(Edited by: Prashant Chauhan)
“At Yuwa School, we have girls who have fought to be in our school. Who have advocated for themselves, who have stood up to their families. They want to be there everyday and that’s why I believe that this distance education is going to be possible, because our students have the will to do it,” says Rose Thomson Gastler, the principal of the school as she talks about the decision to start the new session last week, despite the restrictions imposed due to the lockdown.
With the pandemic yet to reach its peak in India, having classes at the school was out of the question but the administration did not let that come in the way of starting the new session in the first week of June, as was originally planned.
Switching to the online module, however, was not as easy with almost none of the 95 girls owning a phone of their own.
The solution was simple – online classes and a fluid session.
"We have multiple students who are sharing the same device. We have some students who only have access to a mobile phone and late in the evening so we can’t say ‘Okay, from 9 to 10 we’re doing science’ because not all students are going to be able to keep a schedule like that. So, teachers send out the daily content and assignments in the morning and then give students the freedom to make their own schedule throughout the day,” says Rose.
With Jharkhand’s COVID-19 cases nearing 2,000, the school had the option to wait till things get better, but, as Rose says, it was important to get the girls back into their school routine for reasons other than just class load.

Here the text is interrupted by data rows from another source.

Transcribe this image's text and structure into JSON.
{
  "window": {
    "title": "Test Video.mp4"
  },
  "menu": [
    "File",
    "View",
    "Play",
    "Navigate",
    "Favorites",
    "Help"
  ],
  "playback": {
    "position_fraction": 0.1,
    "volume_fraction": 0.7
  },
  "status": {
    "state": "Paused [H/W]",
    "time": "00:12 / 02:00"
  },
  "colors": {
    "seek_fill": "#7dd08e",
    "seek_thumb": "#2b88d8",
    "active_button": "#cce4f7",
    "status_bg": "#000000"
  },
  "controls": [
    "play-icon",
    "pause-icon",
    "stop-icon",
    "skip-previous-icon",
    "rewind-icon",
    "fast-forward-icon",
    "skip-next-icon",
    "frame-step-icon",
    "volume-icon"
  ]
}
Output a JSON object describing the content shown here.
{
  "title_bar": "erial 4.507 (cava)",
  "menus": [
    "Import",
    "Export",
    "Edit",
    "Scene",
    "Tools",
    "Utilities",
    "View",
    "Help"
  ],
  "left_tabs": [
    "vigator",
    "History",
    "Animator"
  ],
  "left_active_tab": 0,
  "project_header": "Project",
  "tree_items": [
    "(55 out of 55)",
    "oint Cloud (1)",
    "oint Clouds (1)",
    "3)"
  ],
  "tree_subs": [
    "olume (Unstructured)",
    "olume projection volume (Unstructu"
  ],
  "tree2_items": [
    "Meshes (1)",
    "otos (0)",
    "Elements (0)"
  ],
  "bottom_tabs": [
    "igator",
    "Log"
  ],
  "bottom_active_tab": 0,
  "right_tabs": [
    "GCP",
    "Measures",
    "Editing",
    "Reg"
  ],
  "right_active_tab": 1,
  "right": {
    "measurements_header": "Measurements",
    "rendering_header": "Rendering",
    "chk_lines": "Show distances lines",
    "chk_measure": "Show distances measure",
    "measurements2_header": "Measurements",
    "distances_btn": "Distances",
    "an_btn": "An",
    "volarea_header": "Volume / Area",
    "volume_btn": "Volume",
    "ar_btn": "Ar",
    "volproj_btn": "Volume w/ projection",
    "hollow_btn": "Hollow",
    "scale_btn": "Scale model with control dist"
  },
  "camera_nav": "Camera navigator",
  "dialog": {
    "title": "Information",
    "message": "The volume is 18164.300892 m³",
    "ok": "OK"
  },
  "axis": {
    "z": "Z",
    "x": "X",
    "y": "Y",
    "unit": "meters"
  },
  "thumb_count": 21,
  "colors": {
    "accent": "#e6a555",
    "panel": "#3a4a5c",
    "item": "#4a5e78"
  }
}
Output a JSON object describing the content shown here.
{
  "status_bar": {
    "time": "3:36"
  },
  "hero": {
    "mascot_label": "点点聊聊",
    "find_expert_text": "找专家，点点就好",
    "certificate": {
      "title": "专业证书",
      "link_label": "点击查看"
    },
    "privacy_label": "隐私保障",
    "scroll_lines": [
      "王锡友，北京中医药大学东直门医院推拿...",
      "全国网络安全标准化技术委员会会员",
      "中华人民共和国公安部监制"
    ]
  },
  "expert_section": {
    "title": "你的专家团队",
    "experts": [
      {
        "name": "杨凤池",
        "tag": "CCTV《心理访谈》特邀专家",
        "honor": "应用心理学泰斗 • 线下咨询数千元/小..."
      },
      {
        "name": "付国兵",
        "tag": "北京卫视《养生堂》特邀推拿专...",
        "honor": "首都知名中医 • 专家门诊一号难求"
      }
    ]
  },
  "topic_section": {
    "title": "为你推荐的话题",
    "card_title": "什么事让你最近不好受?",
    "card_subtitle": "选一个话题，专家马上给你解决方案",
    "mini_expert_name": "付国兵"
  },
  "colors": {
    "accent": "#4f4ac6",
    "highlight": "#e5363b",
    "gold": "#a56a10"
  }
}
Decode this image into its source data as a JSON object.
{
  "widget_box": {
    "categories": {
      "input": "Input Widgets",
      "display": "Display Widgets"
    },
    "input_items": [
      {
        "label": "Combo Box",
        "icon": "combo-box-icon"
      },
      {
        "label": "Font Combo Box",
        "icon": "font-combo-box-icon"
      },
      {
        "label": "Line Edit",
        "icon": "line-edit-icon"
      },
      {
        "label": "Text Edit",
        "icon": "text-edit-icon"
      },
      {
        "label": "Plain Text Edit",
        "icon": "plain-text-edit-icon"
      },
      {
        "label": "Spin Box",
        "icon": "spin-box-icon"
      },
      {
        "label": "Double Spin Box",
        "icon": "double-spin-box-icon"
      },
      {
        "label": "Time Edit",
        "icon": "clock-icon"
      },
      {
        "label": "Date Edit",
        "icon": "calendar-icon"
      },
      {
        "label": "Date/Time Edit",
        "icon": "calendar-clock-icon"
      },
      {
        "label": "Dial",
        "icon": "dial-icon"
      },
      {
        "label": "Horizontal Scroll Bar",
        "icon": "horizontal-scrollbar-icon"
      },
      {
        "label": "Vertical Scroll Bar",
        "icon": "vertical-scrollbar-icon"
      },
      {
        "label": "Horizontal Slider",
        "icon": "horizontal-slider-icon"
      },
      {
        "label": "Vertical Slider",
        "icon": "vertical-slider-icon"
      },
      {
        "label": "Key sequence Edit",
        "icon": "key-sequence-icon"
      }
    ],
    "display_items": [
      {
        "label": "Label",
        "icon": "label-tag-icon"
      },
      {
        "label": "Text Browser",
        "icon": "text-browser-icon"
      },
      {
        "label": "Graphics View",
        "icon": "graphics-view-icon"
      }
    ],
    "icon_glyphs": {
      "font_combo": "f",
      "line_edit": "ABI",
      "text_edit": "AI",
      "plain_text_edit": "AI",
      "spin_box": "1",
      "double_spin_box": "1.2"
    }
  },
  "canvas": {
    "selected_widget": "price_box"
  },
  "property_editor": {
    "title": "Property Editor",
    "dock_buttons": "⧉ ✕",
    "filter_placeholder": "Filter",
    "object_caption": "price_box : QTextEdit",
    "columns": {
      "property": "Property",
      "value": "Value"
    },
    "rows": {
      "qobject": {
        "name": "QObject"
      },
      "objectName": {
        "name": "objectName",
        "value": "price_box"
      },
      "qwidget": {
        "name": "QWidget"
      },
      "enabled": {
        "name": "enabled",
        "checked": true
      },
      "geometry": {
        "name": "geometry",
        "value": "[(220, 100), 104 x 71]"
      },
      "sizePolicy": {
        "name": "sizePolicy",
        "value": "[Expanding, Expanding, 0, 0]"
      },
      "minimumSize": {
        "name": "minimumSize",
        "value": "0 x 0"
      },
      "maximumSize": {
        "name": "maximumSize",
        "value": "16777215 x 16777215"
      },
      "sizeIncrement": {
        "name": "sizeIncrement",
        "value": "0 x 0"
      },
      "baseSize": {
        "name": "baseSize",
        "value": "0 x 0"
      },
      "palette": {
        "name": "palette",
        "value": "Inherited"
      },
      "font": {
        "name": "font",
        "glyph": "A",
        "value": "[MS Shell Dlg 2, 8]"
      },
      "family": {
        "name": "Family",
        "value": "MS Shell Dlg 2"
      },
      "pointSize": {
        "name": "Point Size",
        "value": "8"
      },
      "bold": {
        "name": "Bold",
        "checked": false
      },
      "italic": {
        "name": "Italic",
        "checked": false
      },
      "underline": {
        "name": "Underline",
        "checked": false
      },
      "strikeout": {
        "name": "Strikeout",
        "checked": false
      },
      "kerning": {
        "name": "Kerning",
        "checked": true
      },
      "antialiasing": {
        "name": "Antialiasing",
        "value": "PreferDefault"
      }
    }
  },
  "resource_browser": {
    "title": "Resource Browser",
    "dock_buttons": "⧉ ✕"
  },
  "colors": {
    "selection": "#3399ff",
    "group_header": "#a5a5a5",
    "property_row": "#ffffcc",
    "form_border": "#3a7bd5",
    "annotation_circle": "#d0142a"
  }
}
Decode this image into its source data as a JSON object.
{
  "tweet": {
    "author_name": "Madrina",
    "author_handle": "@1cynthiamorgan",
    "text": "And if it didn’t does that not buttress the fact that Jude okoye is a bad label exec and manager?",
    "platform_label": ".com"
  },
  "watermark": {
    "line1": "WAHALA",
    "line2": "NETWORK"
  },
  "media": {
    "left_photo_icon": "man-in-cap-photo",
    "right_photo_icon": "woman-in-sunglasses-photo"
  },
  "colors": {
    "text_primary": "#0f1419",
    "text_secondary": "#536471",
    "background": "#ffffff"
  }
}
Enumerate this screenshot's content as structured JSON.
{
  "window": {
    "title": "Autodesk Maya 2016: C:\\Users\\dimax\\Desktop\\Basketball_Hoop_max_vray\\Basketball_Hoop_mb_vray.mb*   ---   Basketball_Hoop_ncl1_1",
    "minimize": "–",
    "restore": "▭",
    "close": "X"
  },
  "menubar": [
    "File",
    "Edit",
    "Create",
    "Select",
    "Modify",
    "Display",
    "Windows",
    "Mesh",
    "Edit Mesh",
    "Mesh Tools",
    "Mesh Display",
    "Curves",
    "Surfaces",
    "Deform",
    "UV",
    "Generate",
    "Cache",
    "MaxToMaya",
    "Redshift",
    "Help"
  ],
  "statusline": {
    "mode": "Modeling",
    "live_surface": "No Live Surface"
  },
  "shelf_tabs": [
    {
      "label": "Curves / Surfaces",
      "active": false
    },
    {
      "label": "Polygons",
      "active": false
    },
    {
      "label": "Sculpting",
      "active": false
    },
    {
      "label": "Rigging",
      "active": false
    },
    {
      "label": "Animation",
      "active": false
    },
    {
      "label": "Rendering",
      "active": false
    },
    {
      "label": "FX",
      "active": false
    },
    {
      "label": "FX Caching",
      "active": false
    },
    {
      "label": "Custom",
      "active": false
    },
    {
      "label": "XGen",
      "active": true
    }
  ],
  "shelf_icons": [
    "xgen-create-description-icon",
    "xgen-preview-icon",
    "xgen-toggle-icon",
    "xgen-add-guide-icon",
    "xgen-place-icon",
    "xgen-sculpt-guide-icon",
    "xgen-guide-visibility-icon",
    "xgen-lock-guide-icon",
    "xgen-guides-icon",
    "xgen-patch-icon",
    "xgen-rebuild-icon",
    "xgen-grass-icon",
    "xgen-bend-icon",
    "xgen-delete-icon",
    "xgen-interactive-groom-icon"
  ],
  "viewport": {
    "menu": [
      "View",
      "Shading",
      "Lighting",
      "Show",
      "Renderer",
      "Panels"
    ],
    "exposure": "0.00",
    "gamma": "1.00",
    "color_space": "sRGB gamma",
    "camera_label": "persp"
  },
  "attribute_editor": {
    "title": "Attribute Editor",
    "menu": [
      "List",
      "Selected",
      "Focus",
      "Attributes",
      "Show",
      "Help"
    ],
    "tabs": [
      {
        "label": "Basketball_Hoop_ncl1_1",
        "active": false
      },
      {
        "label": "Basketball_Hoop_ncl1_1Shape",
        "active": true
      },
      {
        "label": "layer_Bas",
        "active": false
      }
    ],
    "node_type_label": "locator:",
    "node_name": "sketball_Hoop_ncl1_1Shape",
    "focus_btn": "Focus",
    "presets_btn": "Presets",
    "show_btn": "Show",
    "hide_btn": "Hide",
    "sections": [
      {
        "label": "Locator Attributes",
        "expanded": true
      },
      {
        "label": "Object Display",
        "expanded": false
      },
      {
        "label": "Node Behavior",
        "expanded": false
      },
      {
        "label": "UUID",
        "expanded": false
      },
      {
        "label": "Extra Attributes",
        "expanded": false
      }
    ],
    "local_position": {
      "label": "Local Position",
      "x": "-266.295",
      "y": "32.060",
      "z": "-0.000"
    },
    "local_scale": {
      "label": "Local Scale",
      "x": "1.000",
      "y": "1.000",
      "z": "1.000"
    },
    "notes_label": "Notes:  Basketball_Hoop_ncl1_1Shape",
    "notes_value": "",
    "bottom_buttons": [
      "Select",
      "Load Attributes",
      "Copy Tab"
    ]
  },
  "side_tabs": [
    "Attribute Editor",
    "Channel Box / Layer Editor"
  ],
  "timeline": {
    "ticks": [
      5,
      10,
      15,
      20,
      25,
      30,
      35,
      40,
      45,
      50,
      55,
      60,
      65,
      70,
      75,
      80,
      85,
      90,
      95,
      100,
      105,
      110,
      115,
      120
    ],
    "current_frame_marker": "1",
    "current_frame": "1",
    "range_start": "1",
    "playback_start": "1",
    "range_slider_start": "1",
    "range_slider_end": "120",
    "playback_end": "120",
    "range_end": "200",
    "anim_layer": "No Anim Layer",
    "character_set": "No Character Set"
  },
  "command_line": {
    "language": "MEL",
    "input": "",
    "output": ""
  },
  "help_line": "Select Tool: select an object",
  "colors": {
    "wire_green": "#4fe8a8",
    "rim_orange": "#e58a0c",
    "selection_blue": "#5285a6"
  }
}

"YUWA represents almost like a second family. It’s a really important community for them that helps them to build up their sense of self and form ideas and plans about what they want to do about life. Whereas as home, they might be getting a different message that, ‘You’re a girl, your role is to become a wife and a mother and we would really rather see you get married after you finish 10th’,” she said.
"And so to get a girl to want to do something different and for her to believe she can do something different, it’s really important that you surround her with a community that reinforces these other ideas. If these girls suddenly don’t have that community or are in their homes 24 hours a day and are just back doing house work and field work, they are going to be rerouted back into this trap of a child marriage and being trapped into a cycle of poverty," she added.
Yuwa India was founded by Rose’s husband Franz Gastler in 2009 when he started by using football to bring young girls from the village together and help them gain confidence and self belief.
Over the years, Yuwa School has been a vital addition to their work with their first batch of students graduating this summer.
"This year we had our first graduating class from YUWA School and seven of those nine women have been given admission to universities in the US. One of them has been accepted to the Ashoka University in Delhi," said Gastler, while proudly talking about the girls they have all worked closely with for the last few years.
However, now with the pandemic, the road forward is proving to be a little tricky for the NGO with their main sponsor pulling out their commitment following the losses incurred during the nation-wide lockdown over the last few months.
"Funding is our biggest challenge right now. Our best partner had planned to give Rs 1.1 crore in funding this year now, all that funding has dried up. So, all of that 1.1 crore has been cancelled. We’re scrambling just to try to keep on paying our teachers salaries and keep on giving scholarships to our students," says Franz adding that they’re looking for help from all avenues to assist them take the girls’ journey forward.